And I have no idea why. When I check the source for the rendered page, the JS for pretty photo is gone, but the CSS is still being called…December 30, 2012 at 9:43 pm in reply to: replacing prettyphoto, other scripts… #1891
I’m not suggesting a proprietary system:
apply_filters( 'themeblvd_js_locals', $locals )is precisely what I had in mind for you to pass the booleans for various script support into
themeblvd.js. Then you just add conditional checks within that file for each section of code that deals with a particular feature (prettyphoto, superfish, etc). This is perfectly in keeping with WP standards, and a simple comment line before each section’s conditional test would be sufficient to explain to anyone tinkering under the hood what’s going on.
In fact, just by adding the conditionals to
themeblvd.js, even before you modified your global config, you would allow users to disable JS components by passing the localized variables themselves (in combination with manually dequeueing the scripts). This could be a quick intermediate step towards a more comprehensive global config system that would do it all for you – while being fully forward-compatible with those changes once they appeared (as they would be using the same mechanism)
[personal confession] I’m speaking as a previous Thesis power-user, where there’s either a hook, filter, or an options panel to override practically everything without ever touching or replacing the “parent” theme files. This has made it possible for me to safely update the core theme many times without ever worrying about whether my customizations will survive – or whether I’ve managed to find every last bit of new and improved “parent” code to transfer into my custom files.December 30, 2012 at 8:49 pm in reply to: replacing prettyphoto, other scripts… #1881
While I understand your answer, and yes it will work, this solution seems a bit overkill just to disable one of the many framework scripts. It’s also problematic in terms of future theme/framework updates to have the user clone and overridde the entire
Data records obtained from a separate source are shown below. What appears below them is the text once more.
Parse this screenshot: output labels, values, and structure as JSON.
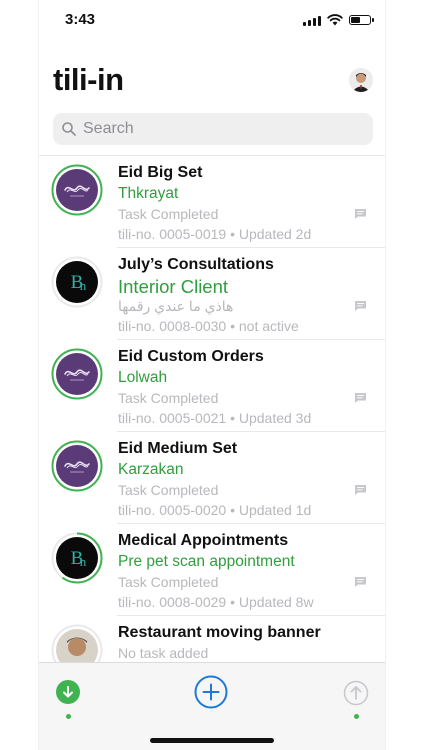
{
  "status_bar": {
    "time": "3:43"
  },
  "header": {
    "title": "tili-in"
  },
  "search": {
    "placeholder": "Search"
  },
  "items": [
    {
      "title": "Eid Big Set",
      "subtitle": "Thkrayat",
      "status": "Task Completed",
      "meta": "tili-no. 0005-0019  •  Updated 2d",
      "avatar": "purple-logo",
      "progress": 1.0
    },
    {
      "title": "July’s Consultations",
      "subtitle": "Interior Client",
      "status": "هاذي ما عندي رقمها",
      "meta": "tili-no. 0008-0030  •  not active",
      "avatar": "black-bn-logo",
      "progress": 0.0
    },
    {
      "title": "Eid Custom Orders",
      "subtitle": "Lolwah",
      "status": "Task Completed",
      "meta": "tili-no. 0005-0021  •  Updated 3d",
      "avatar": "purple-logo",
      "progress": 1.0
    },
    {
      "title": "Eid Medium Set",
      "subtitle": "Karzakan",
      "status": "Task Completed",
      "meta": "tili-no. 0005-0020  •  Updated 1d",
      "avatar": "purple-logo",
      "progress": 1.0
    },
    {
      "title": "Medical Appointments",
      "subtitle": "Pre pet scan appointment",
      "status": "Task Completed",
      "meta": "tili-no. 0008-0029  •  Updated 8w",
      "avatar": "black-bn-logo",
      "progress": 0.6
    },
    {
      "title": "Restaurant moving banner",
      "subtitle": "",
      "status": "No task added",
      "meta": "",
      "avatar": "person-photo",
      "progress": 0.0
    }
  ],
  "colors": {
    "accent_green": "#3fb34f",
    "subtitle_green": "#2f9e3e",
    "add_blue": "#1f7ad6"
  },
  "icons": {
    "left": "download-arrow-icon",
    "center": "add-circle-icon",
    "right": "upload-arrow-icon",
    "row": "chat-icon"
  }
}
themeblvd.jsfile, just to remove one small function. There’s a lot of other JS code going on in there that a user could accidentally break, and it’s likely to be difficult, when an update comes out, to accurately identify all the new changes and map them to the child theme’s overriding
My suggestions about using filters – particularly with the global config “supports” – wasn’t only to target the enqueueing, but also (in a future release) for you to include some conditional logic to check those global configs and to only enqueue and call the functions if the configs are set to true (which they could be by default). This would allow upgrade-proof customization.December 29, 2012 at 4:29 am in reply to: replacing prettyphoto, other scripts… #1855
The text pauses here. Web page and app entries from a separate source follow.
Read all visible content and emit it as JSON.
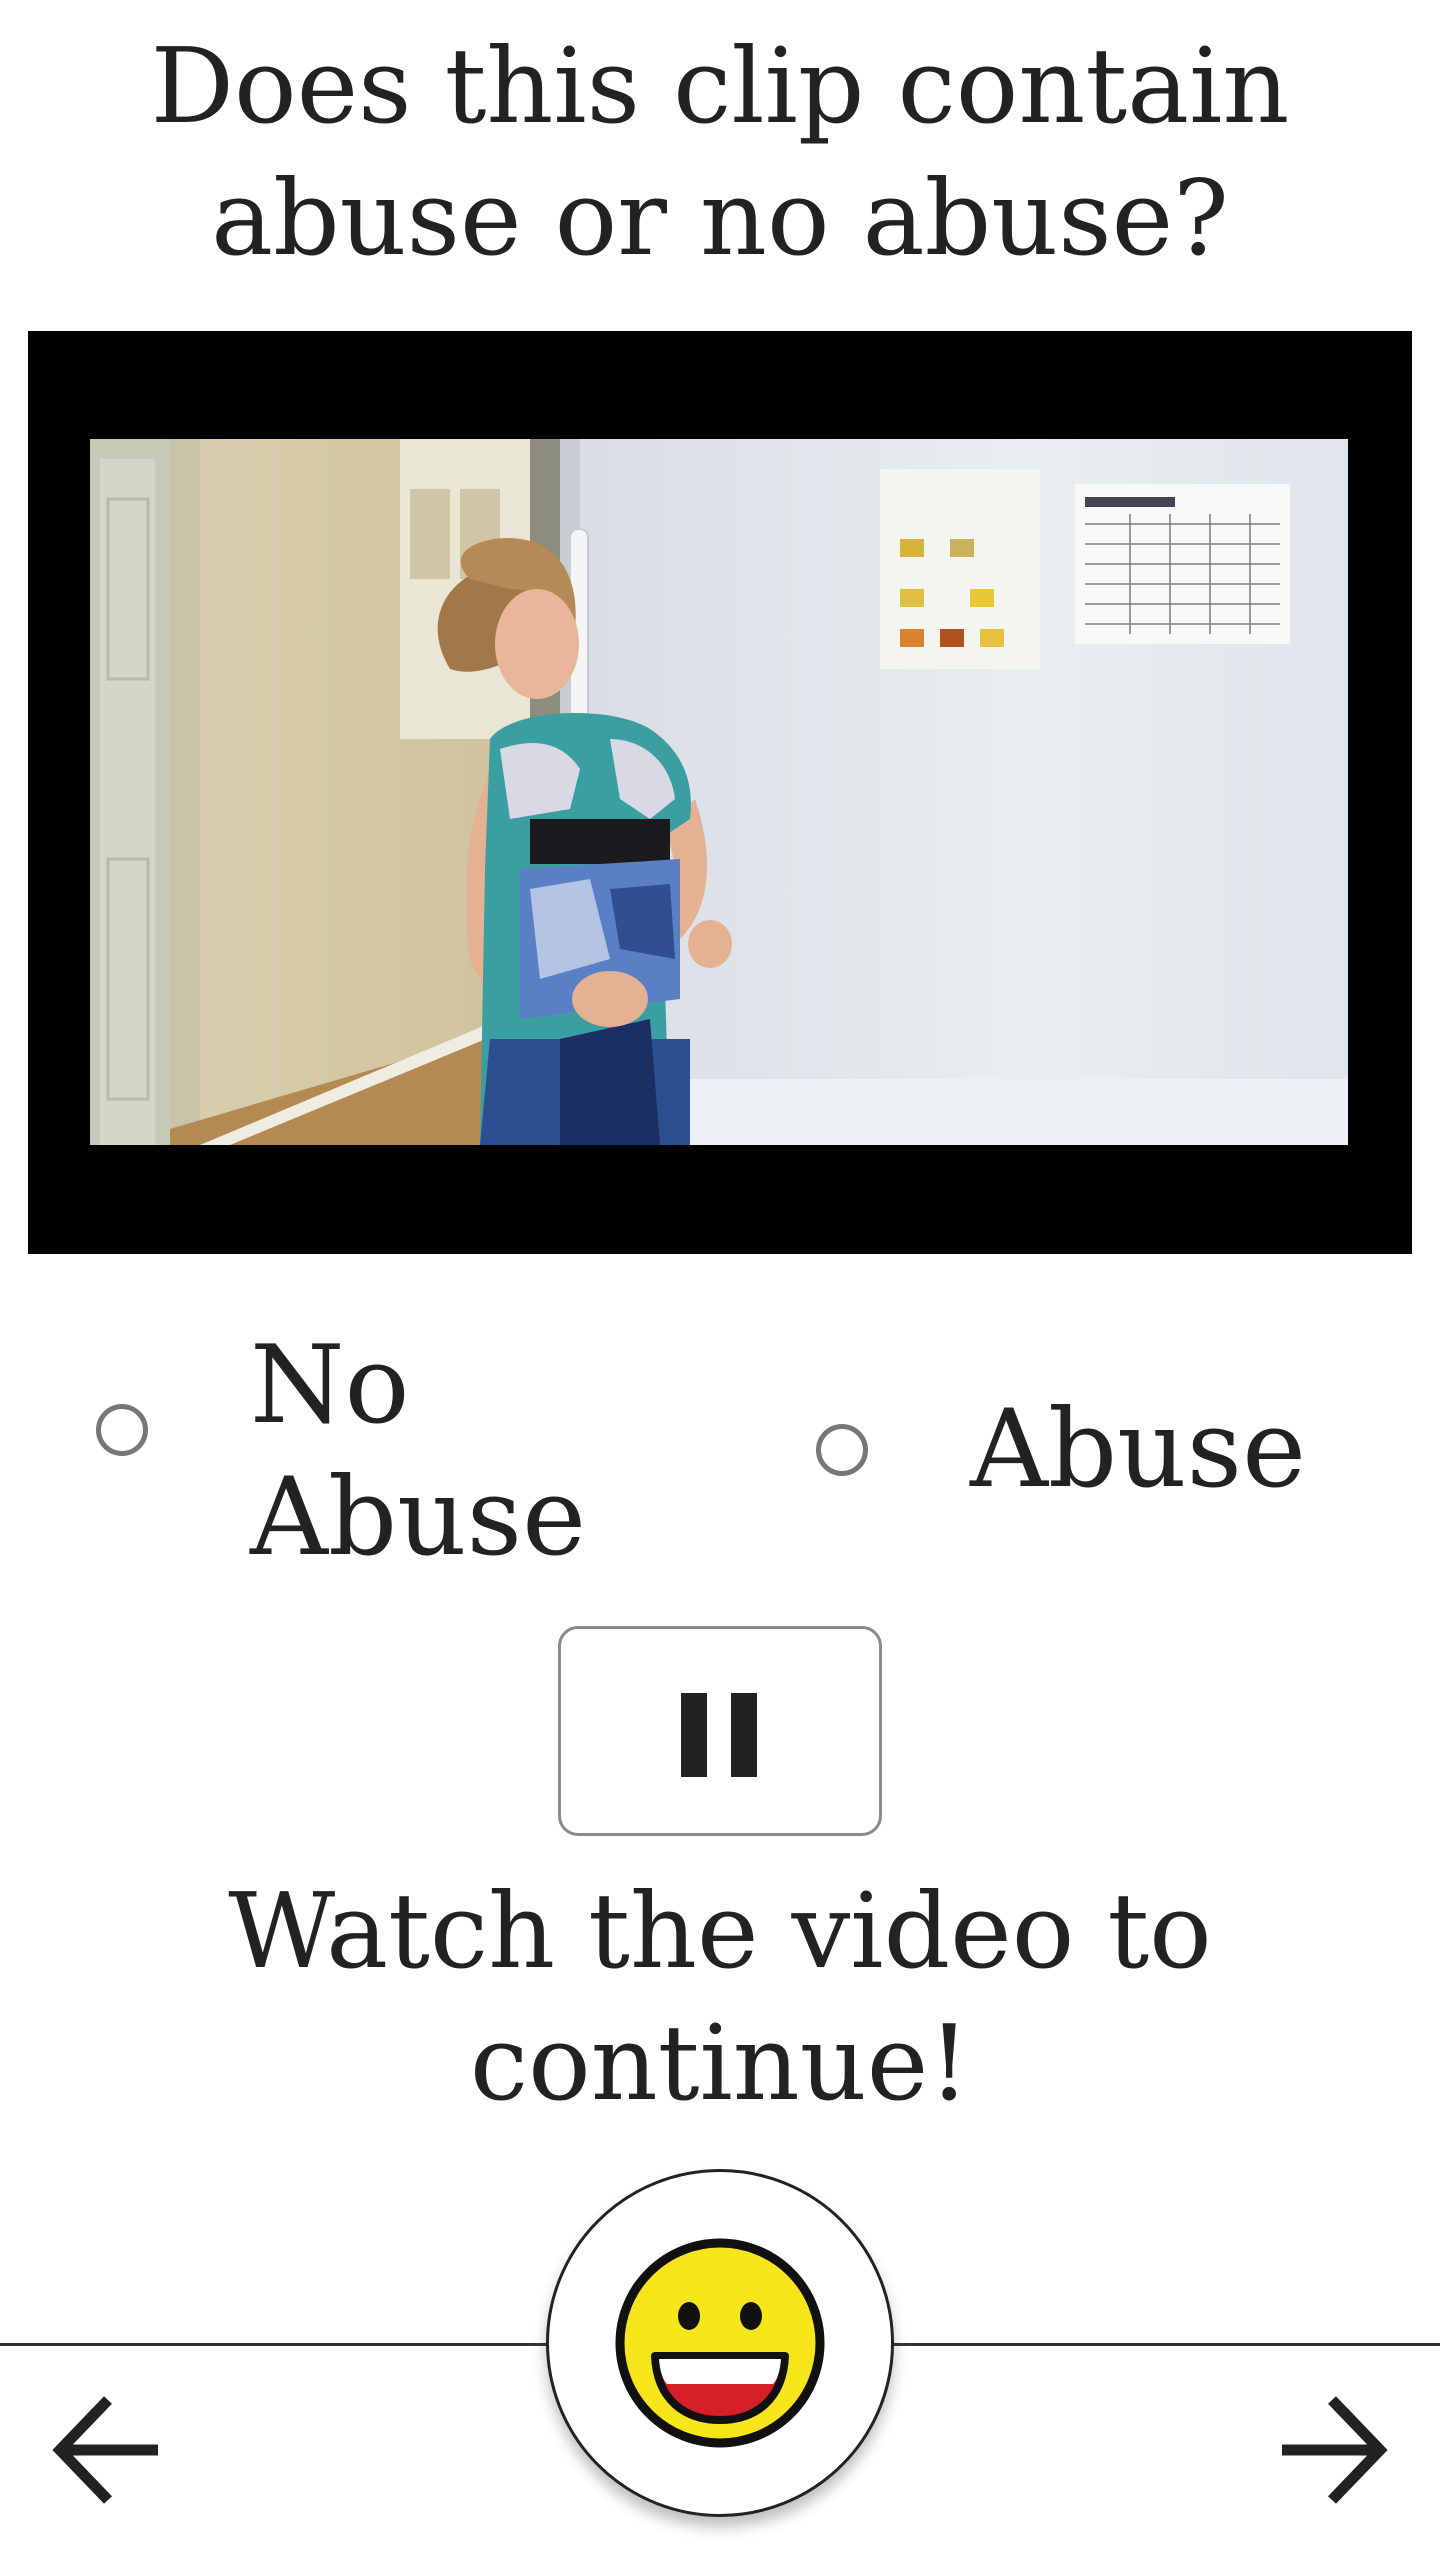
{
  "question": {
    "line1": "Does this clip contain",
    "line2": "abuse or no abuse?"
  },
  "video": {
    "icon": "video-frame"
  },
  "options": [
    {
      "line1": "No",
      "line2": "Abuse",
      "selected": false
    },
    {
      "line1": "Abuse",
      "selected": false
    }
  ],
  "pause_button": {
    "icon": "pause-icon"
  },
  "message": {
    "line1": "Watch the video to",
    "line2": "continue!"
  },
  "emoji": {
    "icon": "grinning-face-icon",
    "color": "#f7e51b"
  },
  "nav": {
    "back_icon": "arrow-left-icon",
    "forward_icon": "arrow-right-icon"
  }
}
judging by the wonderfully clear documentation here:
maybe expanding the filter for themeblvd_global_config to cover these extra JS assets would be most appropriate…December 29, 2012 at 4:19 am in reply to: replacing prettyphoto, other scripts… #1854
You also have a handy filter here:
apply_filters( 'themeblvd_js_locals', $locals )
But it is only being used to pass the theme to prettyphoto. Seems like it would be simple to expand the utility of this filter and allow variables to be set that modified more than just the theme. You could inject completely different parameters for prettyphoto – or have a series of toggles to completely disable functions in themeblvd.js